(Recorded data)
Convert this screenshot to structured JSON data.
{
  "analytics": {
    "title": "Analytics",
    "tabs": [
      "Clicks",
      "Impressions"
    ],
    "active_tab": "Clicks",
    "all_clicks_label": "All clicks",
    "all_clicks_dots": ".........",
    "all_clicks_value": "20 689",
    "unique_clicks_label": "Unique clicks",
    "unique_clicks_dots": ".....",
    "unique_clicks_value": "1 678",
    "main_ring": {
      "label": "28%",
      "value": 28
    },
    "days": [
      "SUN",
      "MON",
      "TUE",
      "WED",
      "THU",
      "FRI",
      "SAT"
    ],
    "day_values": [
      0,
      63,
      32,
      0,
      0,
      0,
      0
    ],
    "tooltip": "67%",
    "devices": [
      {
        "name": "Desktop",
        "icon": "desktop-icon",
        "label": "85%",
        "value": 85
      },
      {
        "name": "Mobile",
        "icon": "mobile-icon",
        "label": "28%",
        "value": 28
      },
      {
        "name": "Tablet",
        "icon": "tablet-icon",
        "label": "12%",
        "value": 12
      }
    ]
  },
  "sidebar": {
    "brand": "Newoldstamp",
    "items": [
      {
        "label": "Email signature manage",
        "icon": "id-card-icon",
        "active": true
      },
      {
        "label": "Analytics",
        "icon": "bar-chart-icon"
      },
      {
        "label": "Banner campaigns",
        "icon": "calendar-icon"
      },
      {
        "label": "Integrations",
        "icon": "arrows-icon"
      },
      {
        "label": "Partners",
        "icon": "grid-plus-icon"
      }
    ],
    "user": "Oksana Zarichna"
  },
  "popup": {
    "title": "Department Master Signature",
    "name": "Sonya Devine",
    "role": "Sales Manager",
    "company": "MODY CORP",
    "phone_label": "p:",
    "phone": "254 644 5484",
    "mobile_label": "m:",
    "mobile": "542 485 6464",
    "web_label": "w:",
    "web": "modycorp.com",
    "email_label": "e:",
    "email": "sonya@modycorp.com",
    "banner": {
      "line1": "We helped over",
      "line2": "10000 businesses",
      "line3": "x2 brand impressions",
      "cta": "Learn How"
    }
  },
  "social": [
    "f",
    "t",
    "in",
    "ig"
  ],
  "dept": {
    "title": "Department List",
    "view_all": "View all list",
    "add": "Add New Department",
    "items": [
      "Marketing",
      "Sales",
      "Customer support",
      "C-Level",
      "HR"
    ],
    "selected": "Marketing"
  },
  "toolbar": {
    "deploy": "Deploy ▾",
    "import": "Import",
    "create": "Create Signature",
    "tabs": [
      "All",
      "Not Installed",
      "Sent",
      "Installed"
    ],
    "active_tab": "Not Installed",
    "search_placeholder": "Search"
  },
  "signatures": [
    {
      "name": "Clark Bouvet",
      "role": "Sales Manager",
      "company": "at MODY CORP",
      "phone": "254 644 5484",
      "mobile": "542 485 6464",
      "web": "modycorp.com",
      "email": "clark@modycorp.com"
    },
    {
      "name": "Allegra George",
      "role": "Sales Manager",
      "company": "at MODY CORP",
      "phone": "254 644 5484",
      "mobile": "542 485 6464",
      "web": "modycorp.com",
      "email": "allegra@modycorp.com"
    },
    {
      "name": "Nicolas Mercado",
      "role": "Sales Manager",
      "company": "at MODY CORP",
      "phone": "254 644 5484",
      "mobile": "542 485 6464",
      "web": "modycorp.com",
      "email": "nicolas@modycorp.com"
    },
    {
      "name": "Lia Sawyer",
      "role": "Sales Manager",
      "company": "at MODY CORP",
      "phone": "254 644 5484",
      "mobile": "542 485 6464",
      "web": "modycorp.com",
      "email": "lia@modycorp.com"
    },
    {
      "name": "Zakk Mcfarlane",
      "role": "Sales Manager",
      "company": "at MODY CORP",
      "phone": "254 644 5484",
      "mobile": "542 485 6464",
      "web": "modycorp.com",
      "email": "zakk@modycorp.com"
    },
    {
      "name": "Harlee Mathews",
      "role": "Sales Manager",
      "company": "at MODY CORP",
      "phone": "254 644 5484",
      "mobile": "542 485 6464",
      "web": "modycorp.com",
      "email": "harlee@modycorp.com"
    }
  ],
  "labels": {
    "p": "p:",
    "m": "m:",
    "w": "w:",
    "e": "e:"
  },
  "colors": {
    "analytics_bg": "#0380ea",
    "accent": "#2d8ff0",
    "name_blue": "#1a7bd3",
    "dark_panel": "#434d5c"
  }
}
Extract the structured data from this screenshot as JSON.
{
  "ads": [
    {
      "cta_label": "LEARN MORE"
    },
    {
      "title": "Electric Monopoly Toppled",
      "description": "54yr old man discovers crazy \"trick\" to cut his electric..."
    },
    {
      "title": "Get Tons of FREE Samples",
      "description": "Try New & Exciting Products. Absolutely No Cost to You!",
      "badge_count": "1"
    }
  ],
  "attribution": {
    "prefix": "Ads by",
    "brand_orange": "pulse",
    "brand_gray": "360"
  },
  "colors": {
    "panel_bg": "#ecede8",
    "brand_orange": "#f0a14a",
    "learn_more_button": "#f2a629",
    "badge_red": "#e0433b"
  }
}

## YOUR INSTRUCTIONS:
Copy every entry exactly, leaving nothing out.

## TASK RESPONSE:
Convert this screenshot to structured JSON data.
{
  "analytics": {
    "title": "Analytics",
    "tabs": [
      "Clicks",
      "Impressions"
    ],
    "active_tab": "Clicks",
    "all_clicks_label": "All clicks",
    "all_clicks_dots": ".........",
    "all_clicks_value": "20 689",
    "unique_clicks_label": "Unique clicks",
    "unique_clicks_dots": ".....",
    "unique_clicks_value": "1 678",
    "main_ring": {
      "label": "28%",
      "value": 28
    },
    "days": [
      "SUN",
      "MON",
      "TUE",
      "WED",
      "THU",
      "FRI",
      "SAT"
    ],
    "day_values": [
      0,
      63,
      32,
      0,
      0,
      0,
      0
    ],
    "tooltip": "67%",
    "devices": [
      {
        "name": "Desktop",
        "icon": "desktop-icon",
        "label": "85%",
        "value": 85
      },
      {
        "name": "Mobile",
        "icon": "mobile-icon",
        "label": "28%",
        "value": 28
      },
      {
        "name": "Tablet",
        "icon": "tablet-icon",
        "label": "12%",
        "value": 12
      }
    ]
  },
  "sidebar": {
    "brand": "Newoldstamp",
    "items": [
      {
        "label": "Email signature manage",
        "icon": "id-card-icon",
        "active": true
      },
      {
        "label": "Analytics",
        "icon": "bar-chart-icon"
      },
      {
        "label": "Banner campaigns",
        "icon": "calendar-icon"
      },
      {
        "label": "Integrations",
        "icon": "arrows-icon"
      },
      {
        "label": "Partners",
        "icon": "grid-plus-icon"
      }
    ],
    "user": "Oksana Zarichna"
  },
  "popup": {
    "title": "Department Master Signature",
    "name": "Sonya Devine",
    "role": "Sales Manager",
    "company": "MODY CORP",
    "phone_label": "p:",
    "phone": "254 644 5484",
    "mobile_label": "m:",
    "mobile": "542 485 6464",
    "web_label": "w:",
    "web": "modycorp.com",
    "email_label": "e:",
    "email": "sonya@modycorp.com",
    "banner": {
      "line1": "We helped over",
      "line2": "10000 businesses",
      "line3": "x2 brand impressions",
      "cta": "Learn How"
    }
  },
  "social": [
    "f",
    "t",
    "in",
    "ig"
  ],
  "dept": {
    "title": "Department List",
    "view_all": "View all list",
    "add": "Add New Department",
    "items": [
      "Marketing",
      "Sales",
      "Customer support",
      "C-Level",
      "HR"
    ],
    "selected": "Marketing"
  },
  "toolbar": {
    "deploy": "Deploy ▾",
    "import": "Import",
    "create": "Create Signature",
    "tabs": [
      "All",
      "Not Installed",
      "Sent",
      "Installed"
    ],
    "active_tab": "Not Installed",
    "search_placeholder": "Search"
  },
  "signatures": [
    {
      "name": "Clark Bouvet",
      "role": "Sales Manager",
      "company": "at MODY CORP",
      "phone": "254 644 5484",
      "mobile": "542 485 6464",
      "web": "modycorp.com",
      "email": "clark@modycorp.com"
    },
    {
      "name": "Allegra George",
      "role": "Sales Manager",
      "company": "at MODY CORP",
      "phone": "254 644 5484",
      "mobile": "542 485 6464",
      "web": "modycorp.com",
      "email": "allegra@modycorp.com"
    },
    {
      "name": "Nicolas Mercado",
      "role": "Sales Manager",
      "company": "at MODY CORP",
      "phone": "254 644 5484",
      "mobile": "542 485 6464",
      "web": "modycorp.com",
      "email": "nicolas@modycorp.com"
    },
    {
      "name": "Lia Sawyer",
      "role": "Sales Manager",
      "company": "at MODY CORP",
      "phone": "254 644 5484",
      "mobile": "542 485 6464",
      "web": "modycorp.com",
      "email": "lia@modycorp.com"
    },
    {
      "name": "Zakk Mcfarlane",
      "role": "Sales Manager",
      "company": "at MODY CORP",
      "phone": "254 644 5484",
      "mobile": "542 485 6464",
      "web": "modycorp.com",
      "email": "zakk@modycorp.com"
    },
    {
      "name": "Harlee Mathews",
      "role": "Sales Manager",
      "company": "at MODY CORP",
      "phone": "254 644 5484",
      "mobile": "542 485 6464",
      "web": "modycorp.com",
      "email": "harlee@modycorp.com"
    }
  ],
  "labels": {
    "p": "p:",
    "m": "m:",
    "w": "w:",
    "e": "e:"
  },
  "colors": {
    "analytics_bg": "#0380ea",
    "accent": "#2d8ff0",
    "name_blue": "#1a7bd3",
    "dark_panel": "#434d5c"
  }
}
Extract the structured data from this screenshot as JSON.
{
  "ads": [
    {
      "cta_label": "LEARN MORE"
    },
    {
      "title": "Electric Monopoly Toppled",
      "description": "54yr old man discovers crazy \"trick\" to cut his electric..."
    },
    {
      "title": "Get Tons of FREE Samples",
      "description": "Try New & Exciting Products. Absolutely No Cost to You!",
      "badge_count": "1"
    }
  ],
  "attribution": {
    "prefix": "Ads by",
    "brand_orange": "pulse",
    "brand_gray": "360"
  },
  "colors": {
    "panel_bg": "#ecede8",
    "brand_orange": "#f0a14a",
    "learn_more_button": "#f2a629",
    "badge_red": "#e0433b"
  }
}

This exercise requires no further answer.